MBDA received the MdCN development and production contract for the weapon from French armaments agency DGA in 2006. Aerodynamic trials, general missile architecture, launch platform interfaces and mission planning were completed in 2008. The first A70 test firing was successfully carried out in May 2010 and the first submarine launch in June 2011.

The Italian navy looked at MdCN and Tomahawk Block IV for its Fremm ships, then decided to look at evolving MBDA's Italian-developed Teseo missile for anti-ship missions and “light strike” coastal and land-attack use. The goal is to keep the Teseo in service until 2040.

MBDA has carried out a modernization program to produce the Teseo Mk2A, which completed its qualification trials at the end of 2007. The Mk2A (known as Otomat Block IV for export) core consists of the digitization of the weapon and of its planning station.

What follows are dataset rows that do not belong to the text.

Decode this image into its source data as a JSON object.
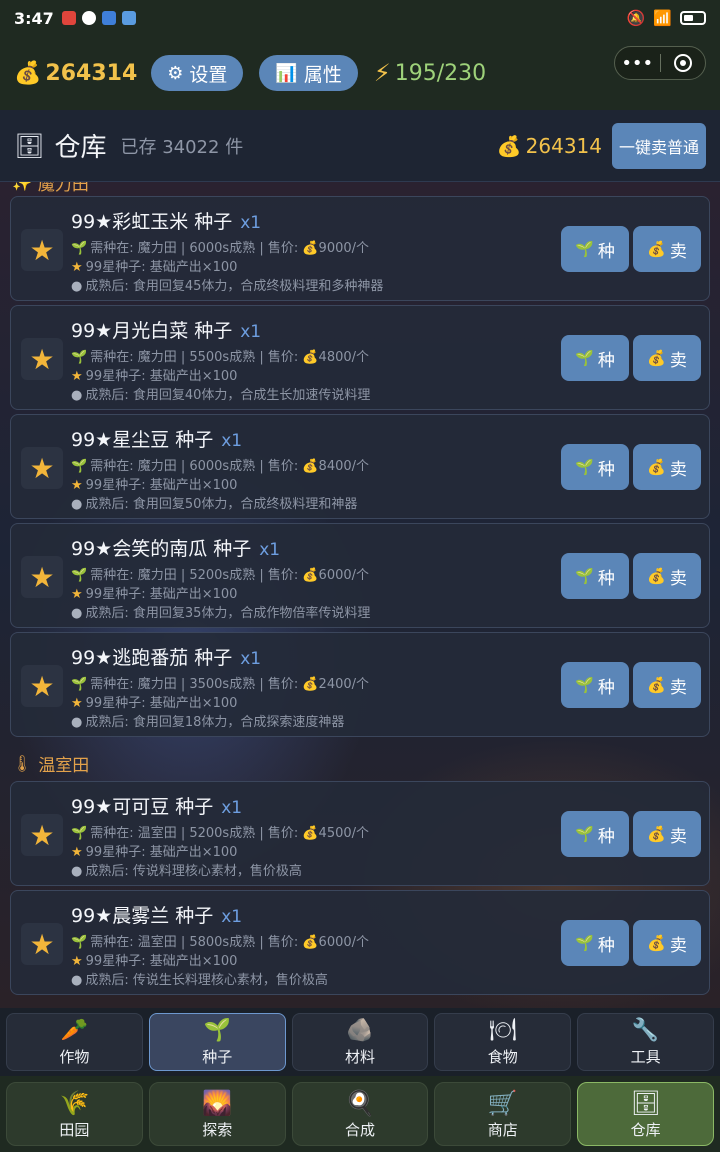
{
  "status_bar": {
    "time": "3:47"
  },
  "header": {
    "gold": "264314",
    "settings_label": "设置",
    "attributes_label": "属性",
    "energy": "195/230"
  },
  "warehouse": {
    "title": "仓库",
    "stored": "已存 34022 件",
    "gold": "264314",
    "sell_all_label": "一键卖普通"
  },
  "categories": {
    "magic_field": "魔力田",
    "greenhouse": "温室田"
  },
  "buttons": {
    "plant": "种",
    "sell": "卖"
  },
  "items": [
    {
      "name": "99★彩虹玉米 种子",
      "qty": "x1",
      "line1": "需种在: 魔力田 | 6000s成熟 | 售价: 💰9000/个",
      "line2": "99星种子: 基础产出×100",
      "line3": "成熟后: 食用回复45体力，合成终极料理和多种神器"
    },
    {
      "name": "99★月光白菜 种子",
      "qty": "x1",
      "line1": "需种在: 魔力田 | 5500s成熟 | 售价: 💰4800/个",
      "line2": "99星种子: 基础产出×100",
      "line3": "成熟后: 食用回复40体力，合成生长加速传说料理"
    },
    {
      "name": "99★星尘豆 种子",
      "qty": "x1",
      "line1": "需种在: 魔力田 | 6000s成熟 | 售价: 💰8400/个",
      "line2": "99星种子: 基础产出×100",
      "line3": "成熟后: 食用回复50体力，合成终极料理和神器"
    },
    {
      "name": "99★会笑的南瓜 种子",
      "qty": "x1",
      "line1": "需种在: 魔力田 | 5200s成熟 | 售价: 💰6000/个",
      "line2": "99星种子: 基础产出×100",
      "line3": "成熟后: 食用回复35体力，合成作物倍率传说料理"
    },
    {
      "name": "99★逃跑番茄 种子",
      "qty": "x1",
      "line1": "需种在: 魔力田 | 3500s成熟 | 售价: 💰2400/个",
      "line2": "99星种子: 基础产出×100",
      "line3": "成熟后: 食用回复18体力，合成探索速度神器"
    },
    {
      "name": "99★可可豆 种子",
      "qty": "x1",
      "line1": "需种在: 温室田 | 5200s成熟 | 售价: 💰4500/个",
      "line2": "99星种子: 基础产出×100",
      "line3": "成熟后: 传说料理核心素材，售价极高"
    },
    {
      "name": "99★晨雾兰 种子",
      "qty": "x1",
      "line1": "需种在: 温室田 | 5800s成熟 | 售价: 💰6000/个",
      "line2": "99星种子: 基础产出×100",
      "line3": "成熟后: 传说生长料理核心素材，售价极高"
    }
  ],
  "category_tabs": [
    {
      "label": "作物",
      "icon": "carrot-icon"
    },
    {
      "label": "种子",
      "icon": "sprout-icon"
    },
    {
      "label": "材料",
      "icon": "ore-icon"
    },
    {
      "label": "食物",
      "icon": "plate-icon"
    },
    {
      "label": "工具",
      "icon": "wrench-icon"
    }
  ],
  "main_nav": [
    {
      "label": "田园",
      "icon": "wheat-icon"
    },
    {
      "label": "探索",
      "icon": "landscape-icon"
    },
    {
      "label": "合成",
      "icon": "frying-pan-icon"
    },
    {
      "label": "商店",
      "icon": "cart-icon"
    },
    {
      "label": "仓库",
      "icon": "cabinet-icon"
    }
  ]
}
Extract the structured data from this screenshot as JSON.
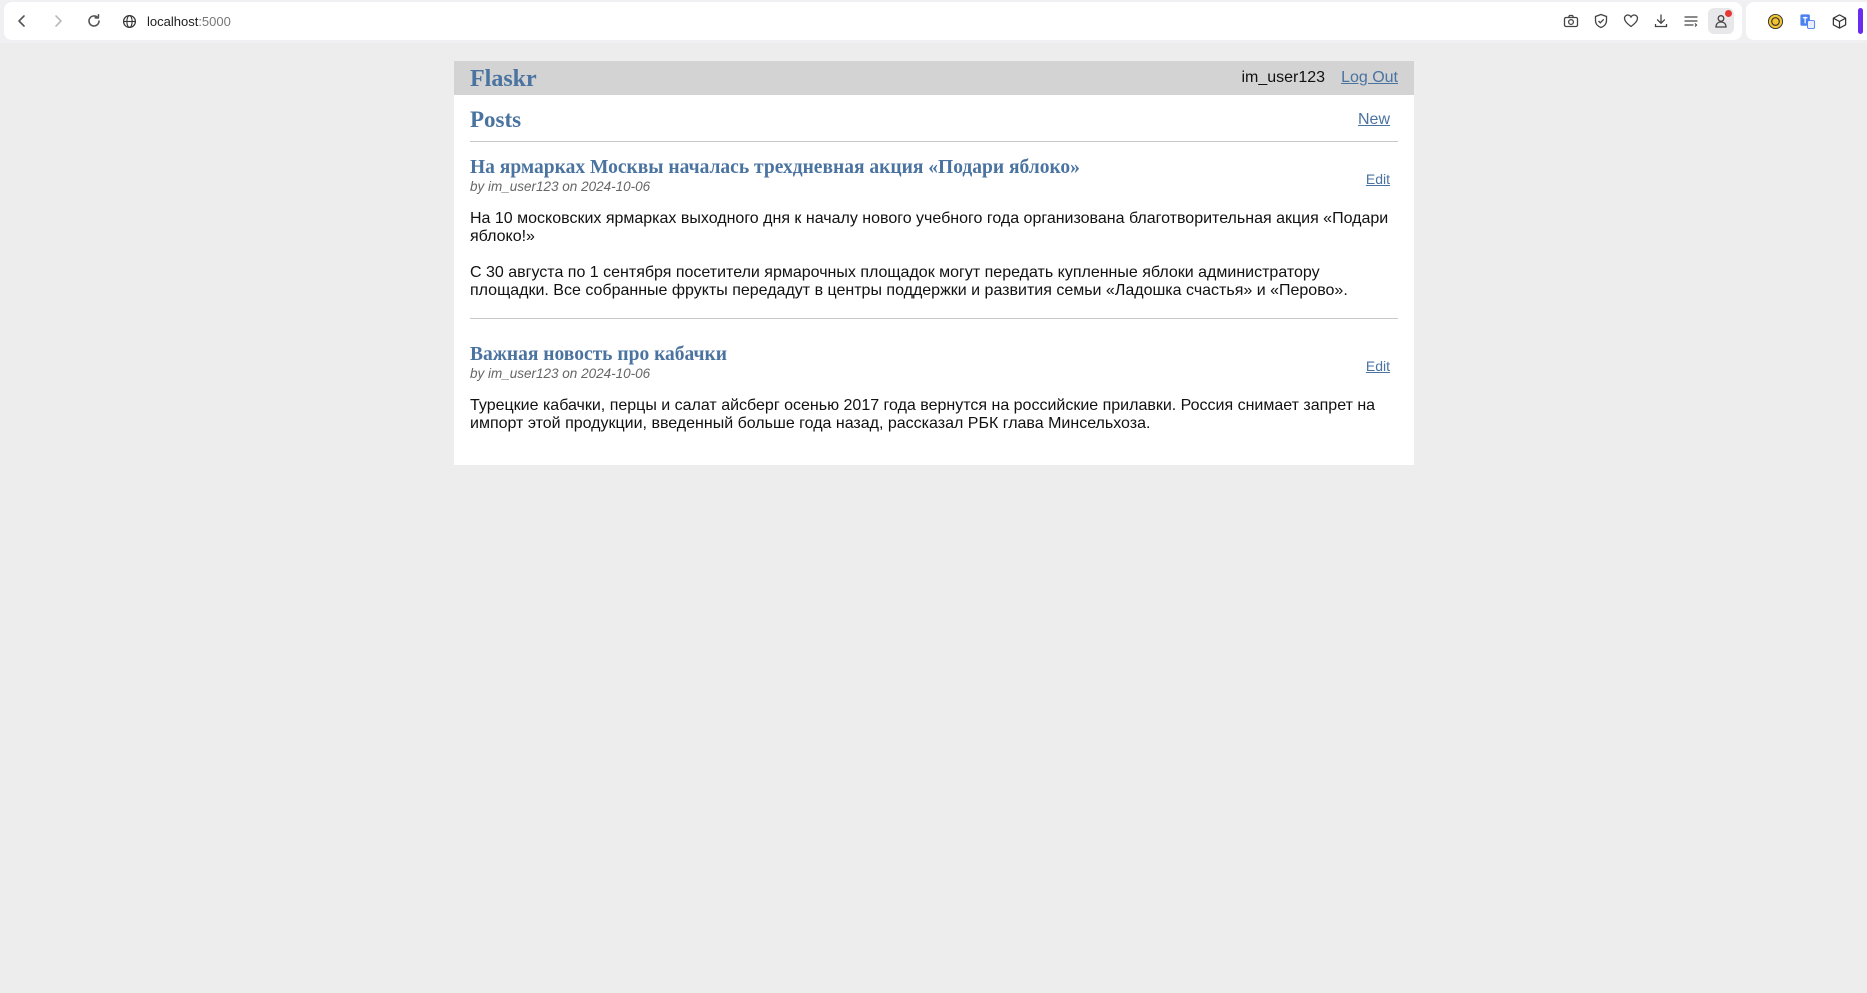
{
  "browser": {
    "url_host": "localhost",
    "url_port": ":5000"
  },
  "app": {
    "brand": "Flaskr",
    "username": "im_user123",
    "logout_label": "Log Out",
    "page_title": "Posts",
    "new_label": "New"
  },
  "posts": [
    {
      "title": "На ярмарках Москвы началась трехдневная акция «Подари яблоко»",
      "about": "by im_user123 on 2024-10-06",
      "edit_label": "Edit",
      "body": "На 10 московских ярмарках выходного дня к началу нового учебного года организована благотворительная акция «Подари яблоко!»\n\nС 30 августа по 1 сентября посетители ярмарочных площадок могут передать купленные яблоки администратору площадки. Все собранные фрукты передадут в центры поддержки и развития семьи «Ладошка счастья» и «Перово»."
    },
    {
      "title": "Важная новость про кабачки",
      "about": "by im_user123 on 2024-10-06",
      "edit_label": "Edit",
      "body": "Турецкие кабачки, перцы и салат айсберг осенью 2017 года вернутся на российские прилавки. Россия снимает запрет на импорт этой продукции, введенный больше года назад, рассказал РБК глава Минсельхоза."
    }
  ]
}
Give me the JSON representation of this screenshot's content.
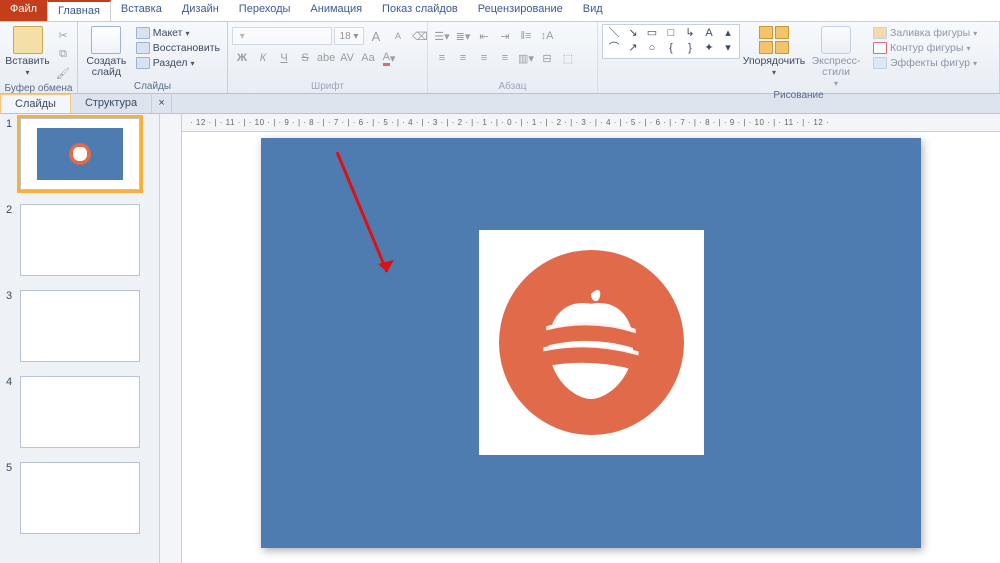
{
  "tabs": {
    "file": "Файл",
    "items": [
      "Главная",
      "Вставка",
      "Дизайн",
      "Переходы",
      "Анимация",
      "Показ слайдов",
      "Рецензирование",
      "Вид"
    ],
    "active_index": 0
  },
  "ribbon": {
    "clipboard": {
      "paste": "Вставить",
      "title": "Буфер обмена"
    },
    "slides": {
      "new_slide": "Создать\nслайд",
      "layout": "Макет",
      "restore": "Восстановить",
      "section": "Раздел",
      "title": "Слайды"
    },
    "font": {
      "name_placeholder": "",
      "size": "18",
      "grow": "A",
      "shrink": "A",
      "title": "Шрифт",
      "b": "Ж",
      "i": "К",
      "u": "Ч",
      "s": "S",
      "shadow": "abe",
      "spacing": "AV",
      "case": "Aa"
    },
    "paragraph": {
      "title": "Абзац"
    },
    "drawing": {
      "arrange": "Упорядочить",
      "quick_styles": "Экспресс-стили",
      "fill": "Заливка фигуры",
      "outline": "Контур фигуры",
      "effects": "Эффекты фигур",
      "title": "Рисование"
    }
  },
  "panel_tabs": {
    "slides": "Слайды",
    "outline": "Структура",
    "close": "×"
  },
  "thumbnails": [
    {
      "num": "1",
      "has_content": true,
      "selected": true
    },
    {
      "num": "2",
      "has_content": false,
      "selected": false
    },
    {
      "num": "3",
      "has_content": false,
      "selected": false
    },
    {
      "num": "4",
      "has_content": false,
      "selected": false
    },
    {
      "num": "5",
      "has_content": false,
      "selected": false
    }
  ],
  "ruler_h": "· 12 · | · 11 · | · 10 · | · 9 · | · 8 · | · 7 · | · 6 · | · 5 · | · 4 · | · 3 · | · 2 · | · 1 · | · 0 · | · 1 · | · 2 · | · 3 · | · 4 · | · 5 · | · 6 · | · 7 · | · 8 · | · 9 · | · 10 · | · 11 · | · 12 ·",
  "colors": {
    "slide_bg": "#4e7cb0",
    "logo": "#e06a49",
    "accent": "#c43e1c"
  }
}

With an advanced navigation system, including a secure GPS receiver and replacement of obsolete analog subsystems, the Mk2A is more survivable and lethal in its main anti-ship role, having acquired, for instance, the ability to conduct salvo attacks with missiles flying different profiles. It is also capable of engaging targets in the difficult coastal environment, adding a land navigation capability.

MBDA has carried out preliminary studies and is in contract with engine manufacturers for a more efficient and compact engine. Coupled with bigger fuel tanks (also a benefit of digitization because the new avionics are smaller and lighter), this could almost double the 100-nm range of today's missile, allowing engagement of targets well inside the coastline. The semi-armor-piercing blast warhead would enable it to attack a range of targets.

Another upgrade will involve replacement of the GPS with a more advanced GPS III unit, while the seeker could be replaced by a fully coherent active radar offering advanced modes, included synthetic aperture radar, to allow selection of impact point and target recognition. MBDA is considering the use of a semi-active laser seeker for high-precision land attacks, and a two-way data link would be incorporated. Aerodynamic modifications will exploit increased engine thrust. What will be retained will be extreme maneuverability and very-low-altitude, sea-skimming attack profile.

The company plans to leverage other missile programs, including an improved version of the Aspide surface-to-air missile and the Marte ER with technology cross-fertilization.

Find out about “the scourge of the Atlantic,” 1970s smart missiles and “hacking the Shad” in the digital Defense Technology edition on leading tablets and smartphones or visit